Your assignment
The entries below must be retyped in full. Keep every word the same.

(Excerpts from a dataset)
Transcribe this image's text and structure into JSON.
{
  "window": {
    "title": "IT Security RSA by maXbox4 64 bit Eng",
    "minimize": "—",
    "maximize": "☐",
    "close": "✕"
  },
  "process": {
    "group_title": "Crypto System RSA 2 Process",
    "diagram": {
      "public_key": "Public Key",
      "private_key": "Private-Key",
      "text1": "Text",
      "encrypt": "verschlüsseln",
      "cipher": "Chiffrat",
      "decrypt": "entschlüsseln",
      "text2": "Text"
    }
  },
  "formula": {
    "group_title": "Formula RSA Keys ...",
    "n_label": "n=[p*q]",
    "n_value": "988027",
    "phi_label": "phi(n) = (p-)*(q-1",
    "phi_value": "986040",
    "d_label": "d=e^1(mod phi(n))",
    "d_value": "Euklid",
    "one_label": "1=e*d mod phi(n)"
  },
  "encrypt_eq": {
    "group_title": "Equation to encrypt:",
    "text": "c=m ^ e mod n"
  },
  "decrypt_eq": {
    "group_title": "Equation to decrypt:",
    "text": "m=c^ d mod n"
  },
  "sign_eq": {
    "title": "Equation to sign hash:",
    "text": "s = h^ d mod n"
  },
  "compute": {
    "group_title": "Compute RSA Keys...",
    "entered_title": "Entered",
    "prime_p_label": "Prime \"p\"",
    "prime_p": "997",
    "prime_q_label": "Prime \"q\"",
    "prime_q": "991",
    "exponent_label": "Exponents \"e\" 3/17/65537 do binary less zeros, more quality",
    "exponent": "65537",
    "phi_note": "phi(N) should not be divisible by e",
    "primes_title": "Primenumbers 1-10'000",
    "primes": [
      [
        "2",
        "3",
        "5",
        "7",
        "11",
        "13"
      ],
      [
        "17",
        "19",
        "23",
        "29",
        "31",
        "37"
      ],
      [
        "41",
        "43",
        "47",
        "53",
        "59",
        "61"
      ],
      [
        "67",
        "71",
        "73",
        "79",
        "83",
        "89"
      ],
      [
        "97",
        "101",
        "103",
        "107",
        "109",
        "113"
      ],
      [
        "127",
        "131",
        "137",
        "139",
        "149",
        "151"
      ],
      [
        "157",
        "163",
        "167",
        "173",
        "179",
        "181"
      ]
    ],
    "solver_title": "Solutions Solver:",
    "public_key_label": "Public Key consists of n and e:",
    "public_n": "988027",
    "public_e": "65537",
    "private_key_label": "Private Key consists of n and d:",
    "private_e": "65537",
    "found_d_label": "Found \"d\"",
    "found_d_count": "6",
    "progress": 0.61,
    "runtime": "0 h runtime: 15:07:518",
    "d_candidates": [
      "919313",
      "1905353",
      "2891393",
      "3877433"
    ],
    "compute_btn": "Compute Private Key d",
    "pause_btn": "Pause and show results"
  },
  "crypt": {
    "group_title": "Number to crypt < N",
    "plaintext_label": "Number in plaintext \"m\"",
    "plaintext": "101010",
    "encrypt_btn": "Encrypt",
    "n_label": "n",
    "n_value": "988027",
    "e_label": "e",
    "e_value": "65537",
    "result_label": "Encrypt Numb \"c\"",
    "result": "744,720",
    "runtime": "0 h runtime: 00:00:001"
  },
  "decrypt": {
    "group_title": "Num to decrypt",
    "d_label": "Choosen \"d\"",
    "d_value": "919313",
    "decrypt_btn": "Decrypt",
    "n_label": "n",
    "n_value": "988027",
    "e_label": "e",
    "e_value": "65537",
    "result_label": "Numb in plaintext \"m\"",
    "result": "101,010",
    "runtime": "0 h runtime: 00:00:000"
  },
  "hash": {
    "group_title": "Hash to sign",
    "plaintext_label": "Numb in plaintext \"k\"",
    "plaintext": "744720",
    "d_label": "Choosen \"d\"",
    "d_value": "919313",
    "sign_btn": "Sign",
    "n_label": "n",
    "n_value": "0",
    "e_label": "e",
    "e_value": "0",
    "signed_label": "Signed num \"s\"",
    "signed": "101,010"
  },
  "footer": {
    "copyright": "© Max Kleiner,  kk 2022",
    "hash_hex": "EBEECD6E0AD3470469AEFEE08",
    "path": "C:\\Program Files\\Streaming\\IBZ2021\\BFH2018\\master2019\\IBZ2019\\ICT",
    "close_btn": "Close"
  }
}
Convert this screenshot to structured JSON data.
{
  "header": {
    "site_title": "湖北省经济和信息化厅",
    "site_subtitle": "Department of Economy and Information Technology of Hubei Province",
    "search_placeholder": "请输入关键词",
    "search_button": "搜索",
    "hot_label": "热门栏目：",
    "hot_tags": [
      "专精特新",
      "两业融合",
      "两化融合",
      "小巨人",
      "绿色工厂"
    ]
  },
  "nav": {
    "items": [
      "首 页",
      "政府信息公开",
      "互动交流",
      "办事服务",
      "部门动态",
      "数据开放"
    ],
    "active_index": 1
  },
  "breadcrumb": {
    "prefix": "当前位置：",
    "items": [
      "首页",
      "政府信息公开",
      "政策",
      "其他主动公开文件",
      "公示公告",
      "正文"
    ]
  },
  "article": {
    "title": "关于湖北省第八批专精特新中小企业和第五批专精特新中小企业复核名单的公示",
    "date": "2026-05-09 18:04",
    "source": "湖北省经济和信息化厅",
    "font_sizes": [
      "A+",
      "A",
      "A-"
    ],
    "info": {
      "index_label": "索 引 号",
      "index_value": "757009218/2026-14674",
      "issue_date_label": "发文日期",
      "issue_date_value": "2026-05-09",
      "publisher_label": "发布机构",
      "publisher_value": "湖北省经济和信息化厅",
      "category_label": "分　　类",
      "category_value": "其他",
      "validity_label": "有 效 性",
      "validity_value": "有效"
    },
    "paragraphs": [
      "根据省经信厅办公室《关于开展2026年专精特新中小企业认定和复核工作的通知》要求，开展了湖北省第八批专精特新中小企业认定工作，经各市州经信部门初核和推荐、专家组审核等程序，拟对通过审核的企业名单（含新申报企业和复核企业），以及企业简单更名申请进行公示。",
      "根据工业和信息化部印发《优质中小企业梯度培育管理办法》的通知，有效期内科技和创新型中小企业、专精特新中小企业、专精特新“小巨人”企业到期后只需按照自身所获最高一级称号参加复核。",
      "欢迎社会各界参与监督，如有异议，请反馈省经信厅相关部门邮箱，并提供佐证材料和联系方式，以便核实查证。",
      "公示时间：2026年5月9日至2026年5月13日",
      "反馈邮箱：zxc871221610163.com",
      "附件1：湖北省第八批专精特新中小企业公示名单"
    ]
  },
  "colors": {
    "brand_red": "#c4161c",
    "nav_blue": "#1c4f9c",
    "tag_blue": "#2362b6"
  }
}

Output below
Transcribe this image's text and structure into JSON.
{
  "window": {
    "title": "IT Security RSA by maXbox4 64 bit Eng",
    "minimize": "—",
    "maximize": "☐",
    "close": "✕"
  },
  "process": {
    "group_title": "Crypto System RSA 2 Process",
    "diagram": {
      "public_key": "Public Key",
      "private_key": "Private-Key",
      "text1": "Text",
      "encrypt": "verschlüsseln",
      "cipher": "Chiffrat",
      "decrypt": "entschlüsseln",
      "text2": "Text"
    }
  },
  "formula": {
    "group_title": "Formula RSA Keys ...",
    "n_label": "n=[p*q]",
    "n_value": "988027",
    "phi_label": "phi(n) = (p-)*(q-1",
    "phi_value": "986040",
    "d_label": "d=e^1(mod phi(n))",
    "d_value": "Euklid",
    "one_label": "1=e*d mod phi(n)"
  },
  "encrypt_eq": {
    "group_title": "Equation to encrypt:",
    "text": "c=m ^ e mod n"
  },
  "decrypt_eq": {
    "group_title": "Equation to decrypt:",
    "text": "m=c^ d mod n"
  },
  "sign_eq": {
    "title": "Equation to sign hash:",
    "text": "s = h^ d mod n"
  },
  "compute": {
    "group_title": "Compute RSA Keys...",
    "entered_title": "Entered",
    "prime_p_label": "Prime \"p\"",
    "prime_p": "997",
    "prime_q_label": "Prime \"q\"",
    "prime_q": "991",
    "exponent_label": "Exponents \"e\" 3/17/65537 do binary less zeros, more quality",
    "exponent": "65537",
    "phi_note": "phi(N) should not be divisible by e",
    "primes_title": "Primenumbers 1-10'000",
    "primes": [
      [
        "2",
        "3",
        "5",
        "7",
        "11",
        "13"
      ],
      [
        "17",
        "19",
        "23",
        "29",
        "31",
        "37"
      ],
      [
        "41",
        "43",
        "47",
        "53",
        "59",
        "61"
      ],
      [
        "67",
        "71",
        "73",
        "79",
        "83",
        "89"
      ],
      [
        "97",
        "101",
        "103",
        "107",
        "109",
        "113"
      ],
      [
        "127",
        "131",
        "137",
        "139",
        "149",
        "151"
      ],
      [
        "157",
        "163",
        "167",
        "173",
        "179",
        "181"
      ]
    ],
    "solver_title": "Solutions Solver:",
    "public_key_label": "Public Key consists of n and e:",
    "public_n": "988027",
    "public_e": "65537",
    "private_key_label": "Private Key consists of n and d:",
    "private_e": "65537",
    "found_d_label": "Found \"d\"",
    "found_d_count": "6",
    "progress": 0.61,
    "runtime": "0 h runtime: 15:07:518",
    "d_candidates": [
      "919313",
      "1905353",
      "2891393",
      "3877433"
    ],
    "compute_btn": "Compute Private Key d",
    "pause_btn": "Pause and show results"
  },
  "crypt": {
    "group_title": "Number to crypt < N",
    "plaintext_label": "Number in plaintext \"m\"",
    "plaintext": "101010",
    "encrypt_btn": "Encrypt",
    "n_label": "n",
    "n_value": "988027",
    "e_label": "e",
    "e_value": "65537",
    "result_label": "Encrypt Numb \"c\"",
    "result": "744,720",
    "runtime": "0 h runtime: 00:00:001"
  },
  "decrypt": {
    "group_title": "Num to decrypt",
    "d_label": "Choosen \"d\"",
    "d_value": "919313",
    "decrypt_btn": "Decrypt",
    "n_label": "n",
    "n_value": "988027",
    "e_label": "e",
    "e_value": "65537",
    "result_label": "Numb in plaintext \"m\"",
    "result": "101,010",
    "runtime": "0 h runtime: 00:00:000"
  },
  "hash": {
    "group_title": "Hash to sign",
    "plaintext_label": "Numb in plaintext \"k\"",
    "plaintext": "744720",
    "d_label": "Choosen \"d\"",
    "d_value": "919313",
    "sign_btn": "Sign",
    "n_label": "n",
    "n_value": "0",
    "e_label": "e",
    "e_value": "0",
    "signed_label": "Signed num \"s\"",
    "signed": "101,010"
  },
  "footer": {
    "copyright": "© Max Kleiner,  kk 2022",
    "hash_hex": "EBEECD6E0AD3470469AEFEE08",
    "path": "C:\\Program Files\\Streaming\\IBZ2021\\BFH2018\\master2019\\IBZ2019\\ICT",
    "close_btn": "Close"
  }
}
Convert this screenshot to structured JSON data.
{
  "header": {
    "site_title": "湖北省经济和信息化厅",
    "site_subtitle": "Department of Economy and Information Technology of Hubei Province",
    "search_placeholder": "请输入关键词",
    "search_button": "搜索",
    "hot_label": "热门栏目：",
    "hot_tags": [
      "专精特新",
      "两业融合",
      "两化融合",
      "小巨人",
      "绿色工厂"
    ]
  },
  "nav": {
    "items": [
      "首 页",
      "政府信息公开",
      "互动交流",
      "办事服务",
      "部门动态",
      "数据开放"
    ],
    "active_index": 1
  },
  "breadcrumb": {
    "prefix": "当前位置：",
    "items": [
      "首页",
      "政府信息公开",
      "政策",
      "其他主动公开文件",
      "公示公告",
      "正文"
    ]
  },
  "article": {
    "title": "关于湖北省第八批专精特新中小企业和第五批专精特新中小企业复核名单的公示",
    "date": "2026-05-09 18:04",
    "source": "湖北省经济和信息化厅",
    "font_sizes": [
      "A+",
      "A",
      "A-"
    ],
    "info": {
      "index_label": "索 引 号",
      "index_value": "757009218/2026-14674",
      "issue_date_label": "发文日期",
      "issue_date_value": "2026-05-09",
      "publisher_label": "发布机构",
      "publisher_value": "湖北省经济和信息化厅",
      "category_label": "分　　类",
      "category_value": "其他",
      "validity_label": "有 效 性",
      "validity_value": "有效"
    },
    "paragraphs": [
      "根据省经信厅办公室《关于开展2026年专精特新中小企业认定和复核工作的通知》要求，开展了湖北省第八批专精特新中小企业认定工作，经各市州经信部门初核和推荐、专家组审核等程序，拟对通过审核的企业名单（含新申报企业和复核企业），以及企业简单更名申请进行公示。",
      "根据工业和信息化部印发《优质中小企业梯度培育管理办法》的通知，有效期内科技和创新型中小企业、专精特新中小企业、专精特新“小巨人”企业到期后只需按照自身所获最高一级称号参加复核。",
      "欢迎社会各界参与监督，如有异议，请反馈省经信厅相关部门邮箱，并提供佐证材料和联系方式，以便核实查证。",
      "公示时间：2026年5月9日至2026年5月13日",
      "反馈邮箱：zxc871221610163.com",
      "附件1：湖北省第八批专精特新中小企业公示名单"
    ]
  },
  "colors": {
    "brand_red": "#c4161c",
    "nav_blue": "#1c4f9c",
    "tag_blue": "#2362b6"
  }
}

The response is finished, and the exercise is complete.